Our profession needs leadership and management
teams with the skills and knowledge to effectively
encourage and develop all people, irrespective of
gender or background. The action required by those
of us in current or future leadership positions to
achieve this doesn’t seem specific to female leaders,
so we should be working harder to engage and inspire
both men and women to drive real change.
More harm than good?
New research from the University of Edinburgh
(“Breaking Glass: Toward a Gendered Analysis of
Entrepreneurial Leadership” by Harrison, Leitch and
McAdam, 2020) suggests that a key barrier to female
success is women-only networking groups or events,
which might do us more harm than good.
While such women-only business networks aim
to connect and empower us to achieve our goals, are
they now outdated, inadvertently reinforcing the ageold
divisions that we seek to change?
I accept that, outside the business world, segregated
support groups relating to issues such as health may well
be relevant and are to be encouraged. Events targeting
girls and young women to consider careers in previously
male-dominated sectors are also hugely important.
the skills and
of gender or
SHUTTERSTOCK / JHENG YAO
In our profession, I believe that it’s up to us
“influential people” to lead boldly from the front, to
ensure that the most deserving people are always able
to reach the top. I know many women who feel the
same way—some even refuse to attend women-only
business events out of principle.
Our focus should be on breaking down traditional
business structures and environments.
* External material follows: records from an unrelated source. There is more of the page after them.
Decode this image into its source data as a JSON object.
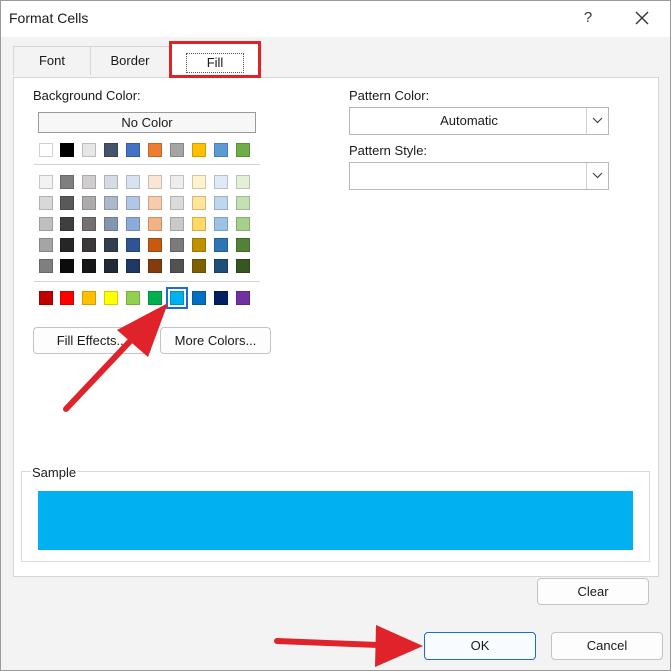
{
  "window": {
    "title": "Format Cells",
    "help_label": "?"
  },
  "tabs": [
    {
      "label": "Font"
    },
    {
      "label": "Border"
    },
    {
      "label": "Fill"
    }
  ],
  "fill": {
    "background_color_label": "Background Color:",
    "no_color_label": "No Color",
    "theme_row": [
      "#ffffff",
      "#000000",
      "#e7e6e6",
      "#44546a",
      "#4472c4",
      "#ed7d31",
      "#a5a5a5",
      "#ffc000",
      "#5b9bd5",
      "#70ad47"
    ],
    "tint_rows": [
      [
        "#f2f2f2",
        "#7f7f7f",
        "#d0cece",
        "#d6dce4",
        "#d9e2f3",
        "#fbe5d5",
        "#ededed",
        "#fff2cc",
        "#deebf6",
        "#e2efd9"
      ],
      [
        "#d8d8d8",
        "#595959",
        "#aeabab",
        "#adb9ca",
        "#b4c6e7",
        "#f7cbac",
        "#dbdbdb",
        "#fee599",
        "#bdd7ee",
        "#c5e0b3"
      ],
      [
        "#bfbfbf",
        "#3f3f3f",
        "#757070",
        "#8496b0",
        "#8eaadb",
        "#f4b183",
        "#c9c9c9",
        "#ffd965",
        "#9cc3e5",
        "#a8d08d"
      ],
      [
        "#a5a5a5",
        "#262626",
        "#3a3838",
        "#323f4f",
        "#2f5496",
        "#c55a11",
        "#7b7b7b",
        "#bf9000",
        "#2e75b5",
        "#538135"
      ],
      [
        "#7f7f7f",
        "#0c0c0c",
        "#171616",
        "#222a35",
        "#1f3864",
        "#833c0b",
        "#525252",
        "#7f6000",
        "#1e4e79",
        "#375623"
      ]
    ],
    "standard_row": [
      "#c00000",
      "#ff0000",
      "#ffc000",
      "#ffff00",
      "#92d050",
      "#00b050",
      "#00b0f0",
      "#0070c0",
      "#002060",
      "#7030a0"
    ],
    "selected_color": "#00b0f0",
    "fill_effects_label": "Fill Effects...",
    "more_colors_label": "More Colors...",
    "pattern_color_label": "Pattern Color:",
    "pattern_color_value": "Automatic",
    "pattern_style_label": "Pattern Style:",
    "pattern_style_value": "",
    "sample_label": "Sample",
    "sample_color": "#00b0f0",
    "clear_label": "Clear"
  },
  "footer": {
    "ok_label": "OK",
    "cancel_label": "Cancel"
  },
  "annotations": {
    "highlight_color": "#e0232b"
  }
}
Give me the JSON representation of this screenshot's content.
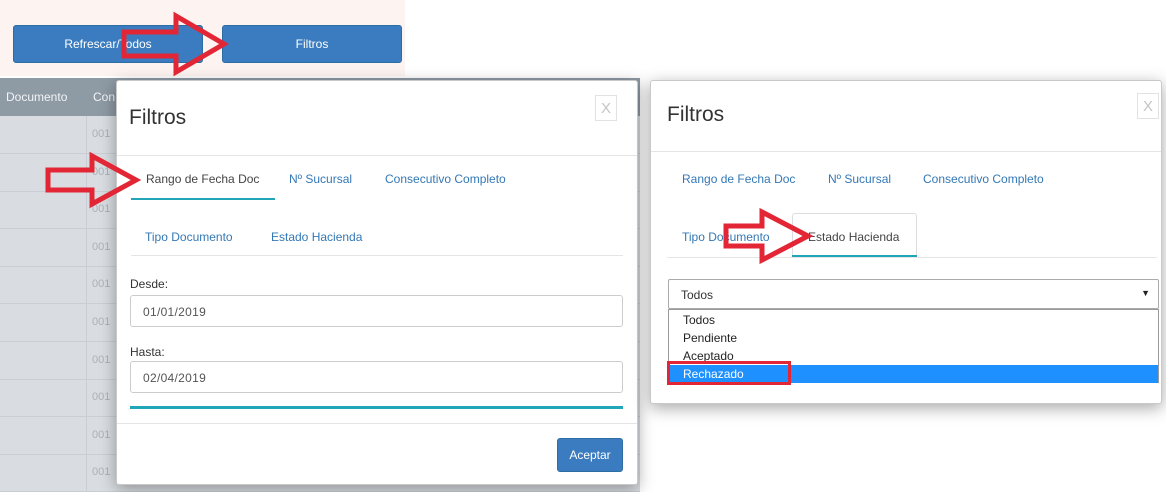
{
  "toolbar": {
    "refresh_label": "Refrescar/Todos",
    "filters_label": "Filtros"
  },
  "background_table": {
    "col_documento": "Documento",
    "col_con": "Con",
    "row_prefix": "001",
    "rows": 10
  },
  "modal_left": {
    "title": "Filtros",
    "close": "X",
    "tabs_row1": [
      "Rango de Fecha Doc",
      "Nº Sucursal",
      "Consecutivo Completo"
    ],
    "tabs_row2": [
      "Tipo Documento",
      "Estado Hacienda"
    ],
    "active_tab": "Rango de Fecha Doc",
    "desde_label": "Desde:",
    "desde_value": "01/01/2019",
    "hasta_label": "Hasta:",
    "hasta_value": "02/04/2019",
    "accept_label": "Aceptar"
  },
  "modal_right": {
    "title": "Filtros",
    "close": "X",
    "tabs_row1": [
      "Rango de Fecha Doc",
      "Nº Sucursal",
      "Consecutivo Completo"
    ],
    "tabs_row2": [
      "Tipo Documento",
      "Estado Hacienda"
    ],
    "active_tab": "Estado Hacienda",
    "select_value": "Todos",
    "options": [
      "Todos",
      "Pendiente",
      "Aceptado",
      "Rechazado"
    ],
    "highlighted_option": "Rechazado"
  },
  "colors": {
    "primary_button": "#3a7cbf",
    "tab_accent": "#20a6b8",
    "link": "#3478b5",
    "annotation_red": "#e32636",
    "option_selected": "#1e90ff"
  },
  "icons": [
    "close-icon",
    "caret-down-icon",
    "annotation-arrow"
  ]
}
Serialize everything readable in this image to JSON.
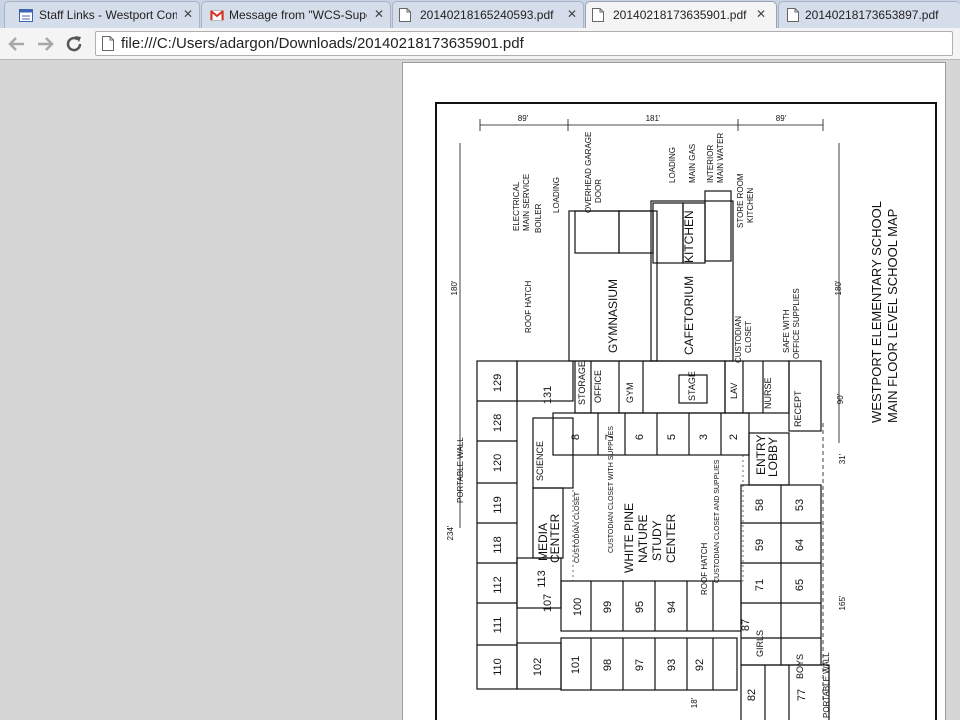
{
  "tabs": [
    {
      "title": "Staff Links - Westport Com",
      "icon": "document-icon",
      "active": false
    },
    {
      "title": "Message from \"WCS-Supe",
      "icon": "gmail-icon",
      "active": false
    },
    {
      "title": "20140218165240593.pdf",
      "icon": "pdf-page-icon",
      "active": false
    },
    {
      "title": "20140218173635901.pdf",
      "icon": "pdf-page-icon",
      "active": true
    },
    {
      "title": "20140218173653897.pdf",
      "icon": "pdf-page-icon",
      "active": false
    }
  ],
  "toolbar": {
    "url": "file:///C:/Users/adargon/Downloads/20140218173635901.pdf"
  },
  "map": {
    "title_line1": "WESTPORT ELEMENTARY SCHOOL",
    "title_line2": "MAIN FLOOR LEVEL SCHOOL MAP",
    "dim_top_1": "89'",
    "dim_top_2": "181'",
    "dim_top_3": "89'",
    "dim_side_left": "180'",
    "dim_side_right": "180'",
    "dim_234": "234'",
    "dim_90": "90'",
    "dim_31": "31'",
    "dim_165": "165'",
    "dim_18": "18'",
    "labels": {
      "electrical": "ELECTRICAL",
      "main_service": "MAIN SERVICE",
      "boiler": "BOILER",
      "loading1": "LOADING",
      "garage1": "OVERHEAD GARAGE",
      "garage2": "DOOR",
      "loading2": "LOADING",
      "main_gas": "MAIN GAS",
      "interior": "INTERIOR",
      "main_water": "MAIN WATER",
      "store_room": "STORE ROOM",
      "kitchen_label": "KITCHEN",
      "gymnasium": "GYMNASIUM",
      "cafetorium": "CAFETORIUM",
      "kitchen": "KITCHEN",
      "stage": "STAGE",
      "custodian1": "CUSTODIAN",
      "closet1": "CLOSET",
      "safe": "SAFE WITH",
      "office_supplies": "OFFICE SUPPLIES",
      "roof_hatch1": "ROOF HATCH",
      "roof_hatch2": "ROOF HATCH",
      "portable_wall1": "PORTABLE WALL",
      "portable_wall2": "PORTABLE WALL",
      "office": "OFFICE",
      "storage": "STORAGE",
      "gym": "GYM",
      "lav": "LAV",
      "nurse": "NURSE",
      "entry": "ENTRY",
      "lobby": "LOBBY",
      "media": "MEDIA",
      "center": "CENTER",
      "white_pine": "WHITE PINE",
      "nature": "NATURE",
      "study": "STUDY",
      "study_center": "CENTER",
      "science": "SCIENCE",
      "cust_math": "CUSTODIAN CLOSET WITH SUPPLIES",
      "cust_closet": "CUSTODIAN CLOSET",
      "cust_supplies": "CUSTODIAN CLOSET AND SUPPLIES",
      "reception": "RECEPT",
      "boys": "BOYS",
      "girls": "GIRLS"
    },
    "rooms_left": [
      "129",
      "128",
      "120",
      "119",
      "118",
      "112",
      "111",
      "110"
    ],
    "rooms_inner_left": [
      "131",
      "113",
      "107",
      "102"
    ],
    "rooms_top": [
      "8",
      "7",
      "6",
      "5",
      "3",
      "2"
    ],
    "rooms_bottom_upper": [
      "100",
      "99",
      "95",
      "94"
    ],
    "rooms_bottom_lower": [
      "101",
      "98",
      "97",
      "93",
      "92"
    ],
    "rooms_right": [
      "58",
      "53",
      "59",
      "64",
      "71",
      "65",
      "87",
      "82",
      "77"
    ]
  }
}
This means
ensuring a strong female presence at historically
male-dominated industry events and starting to
pervade exclusive networking groups. We also need
to spot instances of cultural bias and move towards
eradicating them. This could well start with moving
away from the women-only networks which serve to
In addition, such networks don’t support other
minority groups. No matter their gender, ethnicity,
sexuality or disability, everyone should be able to
achieve their goals. Since the legal sector is currently
dominated by men—the very people we’re unlikely to
reach with women-only networks and at “women in…”
events—we need to evolve towards a more inclusive
mindset. (I accept that “women in…” events are, in
theory, open to men, but the name suggests otherwise.)
There are some simple steps we can take, right
now, to inspire change and encourage inclusivity:
• Join inclusive business networks and attend
inclusive events. A true mix of people should
become the new normal.
• Use our positions of influence to have a positive
effect on our younger colleagues by supporting and
championing those hardest-working, irrespective
of who they are, and teaching leadership qualities.
• Have a voice: make bold statements and continue to
drive change and strive for inclusivity, breaking down
traditional structures and calling out segregation.
It’s time for women’s contributions to be
recognised and celebrated alongside everyone
else’s. The categorisation of individuals because of
gender, race, ethnicity or sexual orientation doesn’t
encourage equality. In 2020, being a “woman in…”
isn’t the unique selling point that will help us to truly
make our mark in this industry. l
WIPR’s Influential Women in IP events are open to all.
Karen Fraser is a partner at UDL Intellectual Property
and is a European and chartered (UK) patent attorney. She
specialises in patent matters relating to computer software
and hardware, media streaming, and telecoms. She can be
contacted at: firstname.lastname@example.org